Work required
Compute how many lines in the entries below contain "title", and output nothing but the number.
********************
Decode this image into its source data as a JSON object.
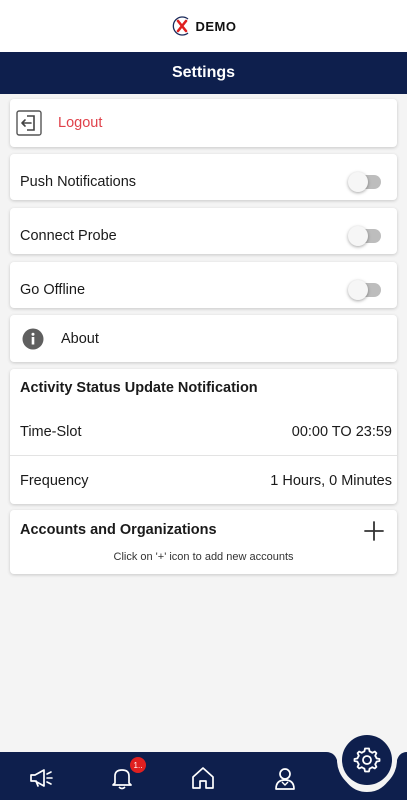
{
  "header": {
    "logo_text": "DEMO",
    "title": "Settings"
  },
  "settings": {
    "logout_label": "Logout",
    "push_notifications_label": "Push Notifications",
    "connect_probe_label": "Connect Probe",
    "go_offline_label": "Go Offline",
    "about_label": "About"
  },
  "activity": {
    "title": "Activity Status Update Notification",
    "time_slot_label": "Time-Slot",
    "time_slot_value": "00:00 TO 23:59",
    "frequency_label": "Frequency",
    "frequency_value": "1 Hours, 0 Minutes"
  },
  "accounts": {
    "title": "Accounts and Organizations",
    "hint": "Click on '+' icon to add new accounts"
  },
  "nav": {
    "notification_badge": "1.."
  },
  "colors": {
    "brand_navy": "#0e1f4d",
    "logout_red": "#e0414a",
    "badge_red": "#e02020"
  }
}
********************
Problem solution
3